Poor Chris Christie. The New Jersey governor once seemed fated on a path of Republican stardom.
He was the guy who took on the teachers’ unions even before Scott Walker, governor of Wisconsin, took on the teachers’ unions. Remember Christie’s widely watched cut-down of a teacher who dared to criticize him openly during a town hall gathering? Yeah, that was his golden hey-day of politicking, back when conservatives thought he was brave and bold and unafraid to speak his mind.
Nowadays, Christie, still fighting off a negative rating from a bridge closing scandal that occurred years ago, and still smarting from his down-in-flames loss on the primary campaign trail for president, has some new wounds to lick, it seems.
Christie, described at one time as a true-blue Donald Trump fan and friend, seems to have lost the luck of the draw when it came to realizing a slot in the president-elect’s new administration.
Or, as the Associated Press put it: “As the last of the top jobs in the Trump administration are handed out in Washington, Gov. Chris Christie is looking increasingly like the guy in ‘Willy Wonka & the Chocolate Factory’ who is told: ‘You get nothing! You lose! Good day, sir!'”
Oh, that’s classic theater, right there. And it does seem to have some resemblance to Christie’s current plight, as his polled popularity numbers in New Jersey are falling off a bit, as well.
But Christie, like a lot of politicians, has a certain “comeback kid” element within him, as well. And though he fell from Trump’s favor during the transition period, and was booted from the president-elect’s transition team, Christie has been on a path of fence-mending with Trump, meeting with the president-elect in Trump Tower just a few days ago. So is an administrative position in the works for the New Jersey governor after all?
People familiar with the situation speaking to AP on condition of anonymity say yes.
Christie not only has an executive political background, having served as New Jersey’s governor for some time. But he’s a capable legal mind who worked hard as U.S. attorney general rooting out political corruption and taking on the politically powerful and entrenched.
He’s also overseen, with great success, devastations in his state, like Superstorm Sandy, that would have crippled lesser leaders.
So a looming White House role?

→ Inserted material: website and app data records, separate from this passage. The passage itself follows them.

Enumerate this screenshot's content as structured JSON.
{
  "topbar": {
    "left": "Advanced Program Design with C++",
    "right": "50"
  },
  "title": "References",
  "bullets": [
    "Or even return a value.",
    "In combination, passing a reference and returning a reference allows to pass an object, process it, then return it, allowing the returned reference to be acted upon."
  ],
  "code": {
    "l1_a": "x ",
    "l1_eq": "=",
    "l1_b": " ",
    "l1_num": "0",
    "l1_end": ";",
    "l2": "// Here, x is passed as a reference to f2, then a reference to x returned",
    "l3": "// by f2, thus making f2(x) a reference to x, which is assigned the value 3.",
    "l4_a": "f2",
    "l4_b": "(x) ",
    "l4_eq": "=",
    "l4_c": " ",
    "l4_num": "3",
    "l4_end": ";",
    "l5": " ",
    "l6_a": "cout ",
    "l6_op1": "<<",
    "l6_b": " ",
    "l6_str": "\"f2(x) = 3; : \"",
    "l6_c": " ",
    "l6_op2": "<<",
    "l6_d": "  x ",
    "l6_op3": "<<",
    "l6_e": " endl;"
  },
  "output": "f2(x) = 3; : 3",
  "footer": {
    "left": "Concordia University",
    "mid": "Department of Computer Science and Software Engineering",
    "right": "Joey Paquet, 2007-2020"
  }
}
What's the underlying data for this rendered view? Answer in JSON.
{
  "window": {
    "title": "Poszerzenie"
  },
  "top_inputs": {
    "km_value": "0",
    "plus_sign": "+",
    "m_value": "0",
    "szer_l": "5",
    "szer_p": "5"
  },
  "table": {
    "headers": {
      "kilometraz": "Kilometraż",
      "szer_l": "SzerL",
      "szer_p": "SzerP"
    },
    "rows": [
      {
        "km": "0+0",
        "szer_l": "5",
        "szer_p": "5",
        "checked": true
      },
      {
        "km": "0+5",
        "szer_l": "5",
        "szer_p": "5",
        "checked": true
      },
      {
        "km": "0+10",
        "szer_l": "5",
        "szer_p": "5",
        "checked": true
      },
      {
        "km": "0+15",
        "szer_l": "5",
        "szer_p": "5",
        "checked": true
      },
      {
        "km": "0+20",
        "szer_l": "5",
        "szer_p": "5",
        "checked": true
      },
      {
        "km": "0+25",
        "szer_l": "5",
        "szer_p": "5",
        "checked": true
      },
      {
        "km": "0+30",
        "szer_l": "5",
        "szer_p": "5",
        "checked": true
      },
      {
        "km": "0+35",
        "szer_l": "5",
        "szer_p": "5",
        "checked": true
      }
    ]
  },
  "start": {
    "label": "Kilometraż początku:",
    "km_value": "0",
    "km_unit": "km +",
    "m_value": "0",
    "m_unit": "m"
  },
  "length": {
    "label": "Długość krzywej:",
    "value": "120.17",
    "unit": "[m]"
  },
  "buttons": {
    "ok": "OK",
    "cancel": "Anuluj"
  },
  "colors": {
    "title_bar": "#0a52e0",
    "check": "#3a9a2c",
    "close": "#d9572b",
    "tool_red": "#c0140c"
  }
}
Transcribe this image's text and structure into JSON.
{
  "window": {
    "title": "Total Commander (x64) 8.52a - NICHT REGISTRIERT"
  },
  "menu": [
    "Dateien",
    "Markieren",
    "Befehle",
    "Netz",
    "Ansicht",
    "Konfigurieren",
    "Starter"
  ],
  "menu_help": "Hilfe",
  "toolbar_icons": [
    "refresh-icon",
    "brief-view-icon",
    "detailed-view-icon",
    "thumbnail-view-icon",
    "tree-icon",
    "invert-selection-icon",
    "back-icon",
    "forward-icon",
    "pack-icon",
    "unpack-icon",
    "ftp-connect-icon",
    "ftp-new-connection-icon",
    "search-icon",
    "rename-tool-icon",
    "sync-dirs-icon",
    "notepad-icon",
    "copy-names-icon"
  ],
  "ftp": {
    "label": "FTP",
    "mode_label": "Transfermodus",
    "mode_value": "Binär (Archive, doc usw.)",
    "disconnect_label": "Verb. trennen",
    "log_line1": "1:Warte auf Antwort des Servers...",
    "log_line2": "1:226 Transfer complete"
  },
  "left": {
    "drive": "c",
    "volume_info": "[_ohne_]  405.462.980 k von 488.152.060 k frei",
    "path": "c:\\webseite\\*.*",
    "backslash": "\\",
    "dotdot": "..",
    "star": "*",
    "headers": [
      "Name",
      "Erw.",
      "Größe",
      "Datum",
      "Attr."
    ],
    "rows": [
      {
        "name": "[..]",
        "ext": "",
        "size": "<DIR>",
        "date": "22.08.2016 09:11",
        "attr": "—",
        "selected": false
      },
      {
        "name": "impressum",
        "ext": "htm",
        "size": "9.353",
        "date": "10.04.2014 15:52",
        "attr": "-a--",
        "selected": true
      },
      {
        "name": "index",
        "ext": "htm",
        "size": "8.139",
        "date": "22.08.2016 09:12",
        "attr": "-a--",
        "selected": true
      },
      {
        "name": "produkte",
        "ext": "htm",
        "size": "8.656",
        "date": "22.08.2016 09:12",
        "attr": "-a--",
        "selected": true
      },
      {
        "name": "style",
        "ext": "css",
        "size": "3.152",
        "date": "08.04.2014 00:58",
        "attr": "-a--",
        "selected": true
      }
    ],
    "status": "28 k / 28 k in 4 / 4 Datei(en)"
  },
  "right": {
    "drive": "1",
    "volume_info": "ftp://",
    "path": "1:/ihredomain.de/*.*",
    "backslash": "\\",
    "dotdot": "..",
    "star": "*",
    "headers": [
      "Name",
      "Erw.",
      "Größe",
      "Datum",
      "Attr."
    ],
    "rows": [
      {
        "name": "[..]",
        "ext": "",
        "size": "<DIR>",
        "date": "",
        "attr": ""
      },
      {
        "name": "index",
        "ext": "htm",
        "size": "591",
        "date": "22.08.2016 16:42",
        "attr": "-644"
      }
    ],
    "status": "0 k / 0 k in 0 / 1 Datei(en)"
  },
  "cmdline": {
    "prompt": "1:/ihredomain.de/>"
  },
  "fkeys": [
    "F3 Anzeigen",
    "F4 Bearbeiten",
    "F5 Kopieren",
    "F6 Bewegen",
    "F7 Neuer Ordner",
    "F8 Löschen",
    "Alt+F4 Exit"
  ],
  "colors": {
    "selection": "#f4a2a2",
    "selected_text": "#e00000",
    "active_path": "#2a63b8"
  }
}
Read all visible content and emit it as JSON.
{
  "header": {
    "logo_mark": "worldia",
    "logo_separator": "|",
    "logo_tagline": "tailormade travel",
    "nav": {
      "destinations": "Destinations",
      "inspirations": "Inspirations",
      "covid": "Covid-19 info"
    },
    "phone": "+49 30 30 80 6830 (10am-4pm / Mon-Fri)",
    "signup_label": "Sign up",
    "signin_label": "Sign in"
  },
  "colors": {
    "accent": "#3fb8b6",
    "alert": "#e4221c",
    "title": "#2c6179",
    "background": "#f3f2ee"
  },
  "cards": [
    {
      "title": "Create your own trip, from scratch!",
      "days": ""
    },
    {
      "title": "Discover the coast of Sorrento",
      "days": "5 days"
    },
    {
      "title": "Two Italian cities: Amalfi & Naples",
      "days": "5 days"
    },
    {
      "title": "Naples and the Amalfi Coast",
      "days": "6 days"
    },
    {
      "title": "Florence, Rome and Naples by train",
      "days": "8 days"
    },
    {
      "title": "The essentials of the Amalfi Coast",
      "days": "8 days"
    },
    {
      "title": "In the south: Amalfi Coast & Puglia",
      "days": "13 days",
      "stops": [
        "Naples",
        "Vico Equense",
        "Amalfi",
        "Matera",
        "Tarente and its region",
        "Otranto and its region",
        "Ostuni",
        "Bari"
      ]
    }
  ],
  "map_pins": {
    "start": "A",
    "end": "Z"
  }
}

Don’t rule it out. Politicians have a habit of sticking it to their competitors strong, and then, once winning, turning around and embracing these same individuals they once ripped and offering them inner-circle spots. Think Ben Carson, who once traded nasty barbs with Trump during primary campaign season but is now headed to the Housing and Urban Development department’s leading spot. So watch carefully the political tracks as they forge. Christie’s meeting at Trump Tower a week ago could very well turn into an announced political position in the next week. Stranger things have happened. And Christie and Trump at one time certainly shared a close relationship.
Source: the Associated Press